== Data for processing ==
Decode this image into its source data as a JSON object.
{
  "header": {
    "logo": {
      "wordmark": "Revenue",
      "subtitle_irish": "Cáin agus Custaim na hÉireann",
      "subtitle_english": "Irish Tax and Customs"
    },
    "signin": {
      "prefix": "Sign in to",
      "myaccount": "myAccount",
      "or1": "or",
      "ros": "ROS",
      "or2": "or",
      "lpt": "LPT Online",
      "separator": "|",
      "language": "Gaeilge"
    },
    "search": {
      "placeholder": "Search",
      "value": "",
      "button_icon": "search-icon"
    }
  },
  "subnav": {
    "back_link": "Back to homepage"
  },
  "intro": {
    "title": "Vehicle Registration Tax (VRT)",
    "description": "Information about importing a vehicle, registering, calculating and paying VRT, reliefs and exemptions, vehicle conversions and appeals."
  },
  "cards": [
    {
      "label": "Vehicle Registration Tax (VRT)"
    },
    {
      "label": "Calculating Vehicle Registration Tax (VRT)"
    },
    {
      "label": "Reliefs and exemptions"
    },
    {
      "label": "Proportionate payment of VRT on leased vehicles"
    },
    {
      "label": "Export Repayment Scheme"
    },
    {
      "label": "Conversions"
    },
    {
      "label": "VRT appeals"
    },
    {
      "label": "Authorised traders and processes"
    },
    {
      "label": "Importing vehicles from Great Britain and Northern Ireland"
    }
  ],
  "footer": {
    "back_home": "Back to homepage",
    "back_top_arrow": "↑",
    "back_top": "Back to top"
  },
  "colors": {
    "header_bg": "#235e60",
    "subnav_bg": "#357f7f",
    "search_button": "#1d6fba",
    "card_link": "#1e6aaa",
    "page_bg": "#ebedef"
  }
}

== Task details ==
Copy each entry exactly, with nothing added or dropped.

== Answer for the task ==
Decode this image into its source data as a JSON object.
{
  "header": {
    "logo": {
      "wordmark": "Revenue",
      "subtitle_irish": "Cáin agus Custaim na hÉireann",
      "subtitle_english": "Irish Tax and Customs"
    },
    "signin": {
      "prefix": "Sign in to",
      "myaccount": "myAccount",
      "or1": "or",
      "ros": "ROS",
      "or2": "or",
      "lpt": "LPT Online",
      "separator": "|",
      "language": "Gaeilge"
    },
    "search": {
      "placeholder": "Search",
      "value": "",
      "button_icon": "search-icon"
    }
  },
  "subnav": {
    "back_link": "Back to homepage"
  },
  "intro": {
    "title": "Vehicle Registration Tax (VRT)",
    "description": "Information about importing a vehicle, registering, calculating and paying VRT, reliefs and exemptions, vehicle conversions and appeals."
  },
  "cards": [
    {
      "label": "Vehicle Registration Tax (VRT)"
    },
    {
      "label": "Calculating Vehicle Registration Tax (VRT)"
    },
    {
      "label": "Reliefs and exemptions"
    },
    {
      "label": "Proportionate payment of VRT on leased vehicles"
    },
    {
      "label": "Export Repayment Scheme"
    },
    {
      "label": "Conversions"
    },
    {
      "label": "VRT appeals"
    },
    {
      "label": "Authorised traders and processes"
    },
    {
      "label": "Importing vehicles from Great Britain and Northern Ireland"
    }
  ],
  "footer": {
    "back_home": "Back to homepage",
    "back_top_arrow": "↑",
    "back_top": "Back to top"
  },
  "colors": {
    "header_bg": "#235e60",
    "subnav_bg": "#357f7f",
    "search_button": "#1d6fba",
    "card_link": "#1e6aaa",
    "page_bg": "#ebedef"
  }
}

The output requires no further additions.